Equal Rights Amendment Extension: Hearings Before the Subcommittee on the Constitution of the Committee on the Judiciary, United States Senate, Ninety-fifth Congress, Second Session, on S.J. Res. 134 ... August 2, 3, and 4, 1978
U.S. Government Printing Office, 1979 - 764 sider
Hva folk mener - Skriv en omtale
Vi har ikke funnet noen omtaler på noen av de vanlige stedene.
Andre utgaver - Vis alle
accepted action adopted agree allow approval argument Article authority Bath Bayh believe Chairman clause clear Coleman Committee concerned conclusion Cong Congress congressional consider consideration constitutional amendment convention course debate decide decision determine Dillon effect equal rights amendment Ervin established extension fact fair Federal final four give Government House important indicated issue Joint Resolution Justice language legislative legislatures limit look majority majority vote March matter ment mind necessary once opinion passed period political position precedent present President procedural Professor proposed amendment question ratification reasonable record refer regard rejected Representatives rescind rescission respect rules seems Senator Hatch seven statement submitted suggest Supreme Court taken talking testimony Thank thing three-fourths tion United valid vote women
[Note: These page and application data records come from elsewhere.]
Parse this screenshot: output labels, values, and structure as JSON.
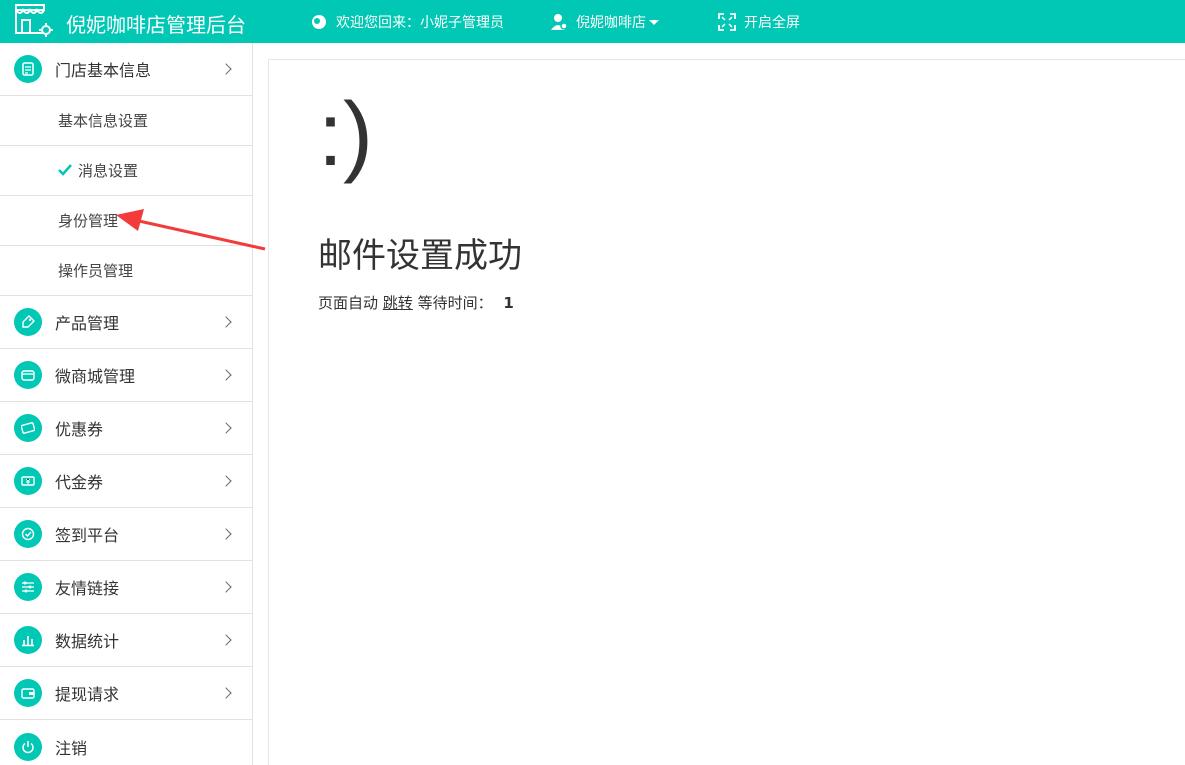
{
  "header": {
    "title": "倪妮咖啡店管理后台",
    "welcome": "欢迎您回来：小妮子管理员",
    "store": "倪妮咖啡店",
    "fullscreen": "开启全屏",
    "accent": "#00c8b4"
  },
  "sidebar": {
    "store_info": "门店基本信息",
    "sub": [
      "基本信息设置",
      "消息设置",
      "身份管理",
      "操作员管理"
    ],
    "items": [
      "产品管理",
      "微商城管理",
      "优惠券",
      "代金券",
      "签到平台",
      "友情链接",
      "数据统计",
      "提现请求",
      "注销"
    ]
  },
  "main": {
    "smiley": ":)",
    "message": "邮件设置成功",
    "jump_prefix": "页面自动",
    "jump_link": "跳转",
    "wait_label": "等待时间：",
    "wait_value": "1"
  }
}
Side 258 - Prominent on the surface of any case held to involve a political question is found a textually demonstrable constitutional commitment of the issue to a coordinate political department; or a lack of judicially discoverable and manageable standards for resolving it; or the impossibility of deciding without an initial policy determination of a kind clearly for nonjudicial discretion...
Side 609 - The judiciary cannot, as the legislature may, avoid a measure because it approaches the confines of the constitution. We cannot pass it by because it is doubtful. With whatever doubts, with whatever difficulties, a case may be attended, we must decide it, if it be brought before us. ^We have no more right to decline the exercise of jurisdiction which is given than to usurp that which is not given.
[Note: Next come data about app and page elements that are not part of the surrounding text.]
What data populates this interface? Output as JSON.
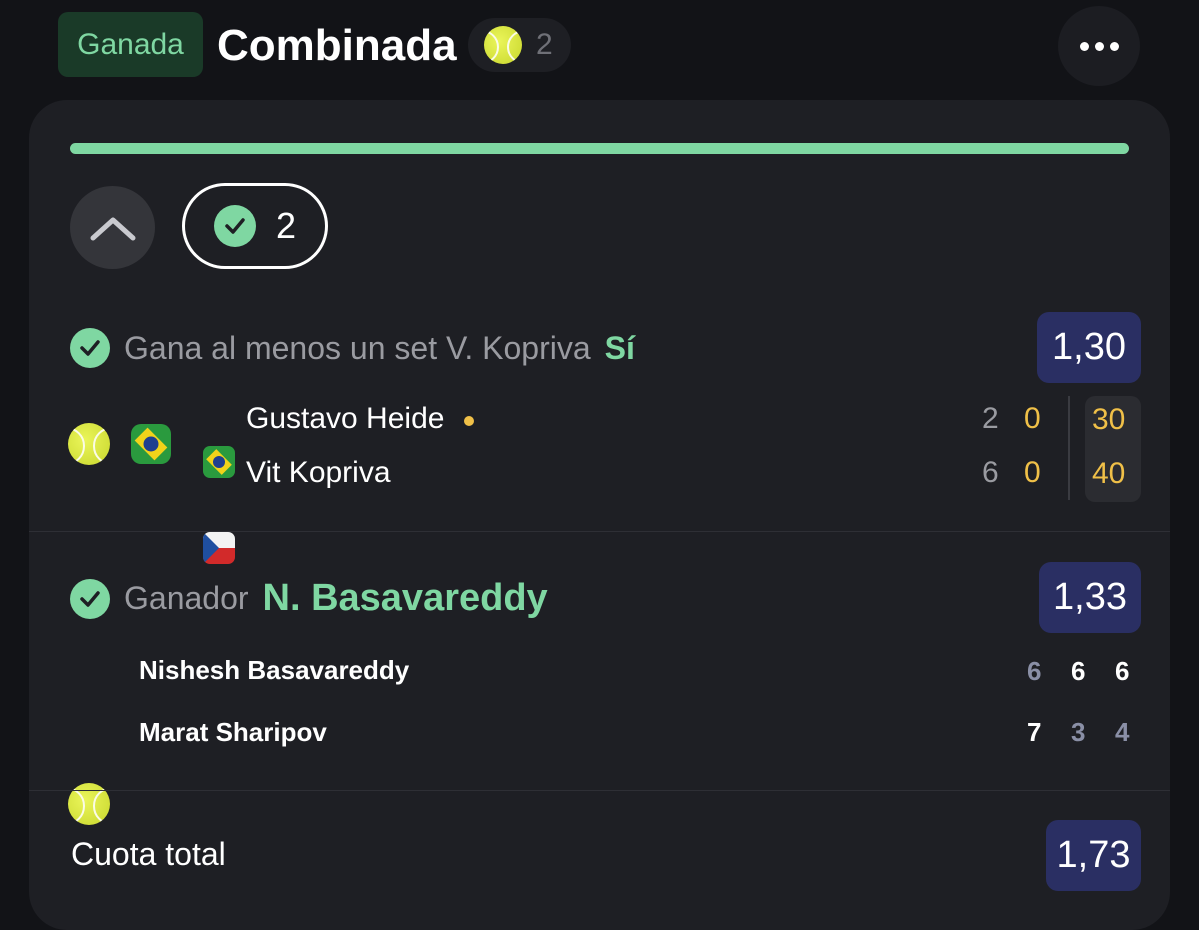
{
  "header": {
    "status": "Ganada",
    "title": "Combinada",
    "sport_count": "2",
    "sport_icon": "tennis-ball-icon",
    "more_icon": "more-dots-icon"
  },
  "progress": {
    "value": 1.0,
    "color": "#7fd7a2"
  },
  "summary": {
    "checked_count": "2"
  },
  "selections": [
    {
      "label": "Gana al menos un set V. Kopriva",
      "value": "Sí",
      "odds": "1,30",
      "match": {
        "players": [
          {
            "name": "Gustavo Heide",
            "flag": "brazil-flag-icon",
            "serving": true,
            "sets": [
              "2",
              "0"
            ],
            "points": "30"
          },
          {
            "name": "Vit Kopriva",
            "flag": "czech-flag-icon",
            "serving": false,
            "sets": [
              "6",
              "0"
            ],
            "points": "40"
          }
        ]
      }
    },
    {
      "label": "Ganador",
      "value": "N. Basavareddy",
      "odds": "1,33",
      "match": {
        "players": [
          {
            "name": "Nishesh Basavareddy",
            "sets": [
              "6",
              "6",
              "6"
            ]
          },
          {
            "name": "Marat Sharipov",
            "sets": [
              "7",
              "3",
              "4"
            ]
          }
        ]
      }
    }
  ],
  "total": {
    "label": "Cuota total",
    "odds": "1,73"
  },
  "colors": {
    "accent": "#7fd7a2",
    "odds_bg": "#2a2f63",
    "live_score": "#f0c048",
    "card_bg": "#1e1f24"
  }
}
Side 236 - No amendment shall be made to the Constitution which will authorize, or give to Congress the power to abolish or interfere, within any State, with the domestic institutions thereof, including that of persons held to labor or service by the laws of said State.
Side 469 - An act to provide for the publication of the laws of the United States and for other purposes," do hereby certify that the amendment aforesaid has become valid to all intents and purposes as a part of the Constitution of the United States.
Side 339 - There is neither Jew nor Greek, there is neither slave nor free, there is neither male nor female, for you are all one in Christ Jesus.
Side 517 - ... the potentiality of embarrassment from multifarious pronouncements by various departments on one question.
Side 624 - Section 1. The Congress shall have power to limit, regulate, and prohibit the labor of persons under eighteen years of age. "Sec. 2. The power of the several States is unimpaired by this article except that the operation of State laws shall be suspended to the extent necessary to give effect to legislation enacted by the Congress.
Side 613 - States shall be divided or appropriated.. ..of granting letters of marque and reprisal in times of peace... .appointing courts for the trial of piracies and felonies committed on the high seas and establishing courts for receiving and determining finally appeals in all cases of captures, provided that no member of congress shall be appointed a judge of any of the said courts.
Side 567 - ... the validity of a treaty, or statute of, or an authority exercised under, the United States, and the decision is against their validity ; or where is drawn in question the validity of a statute of, or an authority exercised under any State, on the ground of their being repugnant to the constitution, treaties, or laws of the United States...
Side 520 - Judicial standards under the Equal Protection Clause are well developed and familiar, and it has been open to courts since the enactment of the Fourteenth Amendment to determine, if on the particular facts they must, that a discrimination reflects no policy, but simply arbitrary and capricious action.